Rights fees are expected to drop significantly, from $14 million per year guaranteed by Fox and CBS Sports five years ago, to perhaps $5 million. That means member schools such as MTSU will see just $200,000 each, down from $1.1 million.
Fox Sports dropped out of negotiations, according to multiple reports.
Does C-USA have a perception issue? The league’s commissioner weighs in
On the basketball front, MacLeod said C-USA will implement a three-tier scheduling philosophy to help alleviate poor RPI numbers. C-USA is usually strong at the top of the league only to be brought down by the bottom of the league.
The three tiers include teams competing for an at-large bid, teams on the verge of competing and teams rebuilding. More specifically, teams that head into the year thinking they can earn an at-large would be expected to play RPI top-50 opponents and no non-Division I games.

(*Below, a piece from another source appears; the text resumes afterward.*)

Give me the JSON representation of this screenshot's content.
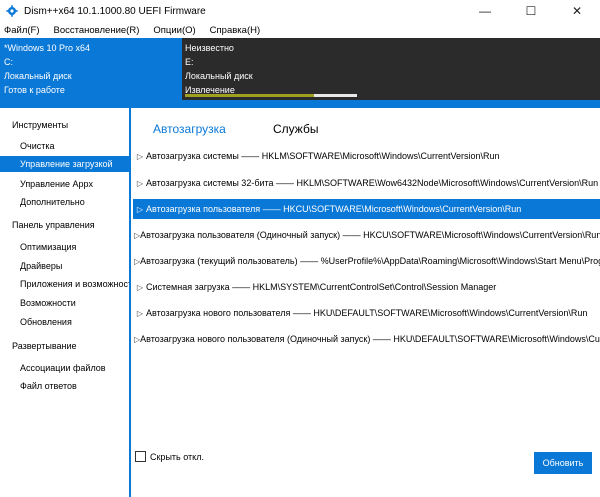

C-USA plans to look into schedule arrangements with difference conferences. MacLeod is encouraging athletic directors to ask for a basketball series when scheduling football series. Western Kentucky used this model in April to complete a deal with Wisconsin that involves a football game at Wisconsin and a home-and-home series in basketball.
MacLeod noted her frustration with the Big 12’s announcement to move from 10 teams to either 12 or 14. Aside from that, she said the league would respond accordingly if any C-USA schools left for another conference like the AAC. Various coaches from around the league echoed the some message. Some offered their overall thoughts on expansion in college football, but declined to comment on how it may affect C-USA.